New machine learning approach can identify your circadian rhythm from a blood sample

Doctors do not currently monitor a person's circadian rhythms because there is not an efficient way to measure them

A patient sleeping in a hospital bed

Sharon Mccutcheon via Unsplash 

Many of the body’s physiological activities, including hunger, wakefulness, and metabolism, run on 24 hour cycles called circadian rhythms. These cycles are primarily controlled by the release of chemical messengers into the bloodstream from the brain and have been linked to cardiovascular disease, neurodegenerative disorders, and weight-gain

Measuring circadian rhythms could significantly improve medical care. Doctors could better prevent and treat illness by more accurately assessing individual risk of disease and recommending times to eat, take medication, and rest. Circadian rhythms are not used as a clinical indicator at present because there is not an efficient way to measure them. Based on the results of a new study, however, that could change soon.

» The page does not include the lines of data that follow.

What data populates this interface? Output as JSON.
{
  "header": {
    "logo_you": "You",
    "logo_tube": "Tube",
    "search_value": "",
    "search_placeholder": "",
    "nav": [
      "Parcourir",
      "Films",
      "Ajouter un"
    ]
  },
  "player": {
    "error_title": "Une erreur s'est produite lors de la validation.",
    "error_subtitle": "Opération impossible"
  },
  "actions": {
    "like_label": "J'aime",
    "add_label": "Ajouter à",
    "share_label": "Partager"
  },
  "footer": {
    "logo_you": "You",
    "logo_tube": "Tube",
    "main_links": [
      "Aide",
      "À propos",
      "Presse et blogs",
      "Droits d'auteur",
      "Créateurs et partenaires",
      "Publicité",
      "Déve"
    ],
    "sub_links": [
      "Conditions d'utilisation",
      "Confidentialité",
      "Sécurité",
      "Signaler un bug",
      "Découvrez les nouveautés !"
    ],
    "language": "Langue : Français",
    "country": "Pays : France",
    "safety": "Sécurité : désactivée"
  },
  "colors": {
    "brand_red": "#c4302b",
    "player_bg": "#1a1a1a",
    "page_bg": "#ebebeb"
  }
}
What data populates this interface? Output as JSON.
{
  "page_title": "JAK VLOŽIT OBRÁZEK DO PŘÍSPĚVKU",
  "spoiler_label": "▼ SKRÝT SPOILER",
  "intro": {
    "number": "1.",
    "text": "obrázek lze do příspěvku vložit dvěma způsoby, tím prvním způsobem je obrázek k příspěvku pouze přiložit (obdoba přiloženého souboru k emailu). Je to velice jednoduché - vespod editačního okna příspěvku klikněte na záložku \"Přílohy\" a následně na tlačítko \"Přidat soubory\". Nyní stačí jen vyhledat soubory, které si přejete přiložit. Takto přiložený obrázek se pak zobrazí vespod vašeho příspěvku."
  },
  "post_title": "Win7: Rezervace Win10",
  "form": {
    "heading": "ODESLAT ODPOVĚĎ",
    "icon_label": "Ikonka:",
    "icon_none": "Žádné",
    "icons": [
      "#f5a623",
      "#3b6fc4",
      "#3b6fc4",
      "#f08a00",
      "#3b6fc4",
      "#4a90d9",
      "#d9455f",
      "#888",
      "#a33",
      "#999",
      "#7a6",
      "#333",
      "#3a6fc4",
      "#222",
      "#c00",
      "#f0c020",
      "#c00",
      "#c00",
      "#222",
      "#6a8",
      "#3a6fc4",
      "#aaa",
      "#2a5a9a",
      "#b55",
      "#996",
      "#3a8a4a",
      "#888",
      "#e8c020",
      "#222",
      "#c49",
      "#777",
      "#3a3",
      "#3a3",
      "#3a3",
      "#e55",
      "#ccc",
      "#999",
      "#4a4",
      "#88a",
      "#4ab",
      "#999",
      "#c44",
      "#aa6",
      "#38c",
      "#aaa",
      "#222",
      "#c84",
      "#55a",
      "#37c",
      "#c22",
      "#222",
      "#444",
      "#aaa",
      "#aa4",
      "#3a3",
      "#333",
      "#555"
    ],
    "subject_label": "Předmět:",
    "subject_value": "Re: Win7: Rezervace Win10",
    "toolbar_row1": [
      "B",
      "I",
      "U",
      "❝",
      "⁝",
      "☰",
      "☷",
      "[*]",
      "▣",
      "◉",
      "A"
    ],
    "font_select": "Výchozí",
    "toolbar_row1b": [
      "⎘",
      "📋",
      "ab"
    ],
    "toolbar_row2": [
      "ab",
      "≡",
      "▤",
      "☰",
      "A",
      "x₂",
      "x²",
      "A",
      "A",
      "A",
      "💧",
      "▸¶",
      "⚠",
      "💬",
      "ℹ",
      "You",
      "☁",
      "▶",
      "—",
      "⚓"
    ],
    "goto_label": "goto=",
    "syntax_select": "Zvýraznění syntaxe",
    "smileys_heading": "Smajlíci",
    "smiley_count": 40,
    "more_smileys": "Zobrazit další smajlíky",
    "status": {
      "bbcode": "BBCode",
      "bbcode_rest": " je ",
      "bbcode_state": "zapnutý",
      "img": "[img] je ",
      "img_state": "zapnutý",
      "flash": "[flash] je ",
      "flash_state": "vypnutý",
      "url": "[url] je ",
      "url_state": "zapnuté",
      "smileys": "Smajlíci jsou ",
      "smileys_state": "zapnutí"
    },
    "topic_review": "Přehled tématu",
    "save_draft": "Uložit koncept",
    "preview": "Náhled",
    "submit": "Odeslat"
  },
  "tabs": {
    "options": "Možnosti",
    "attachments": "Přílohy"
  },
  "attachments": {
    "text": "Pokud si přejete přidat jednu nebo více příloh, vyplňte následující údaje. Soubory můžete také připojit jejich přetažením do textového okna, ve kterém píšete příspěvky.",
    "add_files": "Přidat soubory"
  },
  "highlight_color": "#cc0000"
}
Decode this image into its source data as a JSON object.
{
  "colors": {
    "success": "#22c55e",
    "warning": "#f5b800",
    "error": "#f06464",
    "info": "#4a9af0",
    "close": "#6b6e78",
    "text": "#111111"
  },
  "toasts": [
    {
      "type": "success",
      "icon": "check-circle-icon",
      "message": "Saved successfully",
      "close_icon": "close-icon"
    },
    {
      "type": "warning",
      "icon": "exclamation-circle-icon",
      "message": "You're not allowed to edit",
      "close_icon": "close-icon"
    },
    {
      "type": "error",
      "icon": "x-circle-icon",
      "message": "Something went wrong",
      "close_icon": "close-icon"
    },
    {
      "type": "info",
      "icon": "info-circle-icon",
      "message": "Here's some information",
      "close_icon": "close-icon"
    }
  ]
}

The results were recently reported in the Journal of Biological Rhythms by a team of researchers at the University of Colorado at Boulder. The researchers sought to develop a circadian rhythm test that is more efficient than the standard dim-light melatonin assessment, which requires hourly collection of blood over the course of an entire day to measure the amount of a sleep-inducing molecule in the body called melatonin. The test is accurate, but it is impractical for clinical use.

To develop an efficient circadian rhythm test, the researchers invited 16 participants into their sleep lab. Over the next two weeks, the researchers took regular blood samples and analyzed them to measure the levels of melatonin and approximately 4,000 metabolites, molecules that are produced by biochemical reactions in the body. Then, they used machine learning to determine which metabolites are associated with different phases of the circadian rhythm. When the analysis was complete, the researchers could measure circadian rhythms by testing a single blood sample for 65 metabolites with similar results to the dim-light melatonin assessment.

The new test does have some limitations; it worked best for people who had adequate sleep and whose food intake was controlled, which limits its practical application, and it would be more efficient if fewer metabolites had to be analyzed. Nonetheless, the study results are exciting and suggest an efficient circadian rhythm test may be available soon.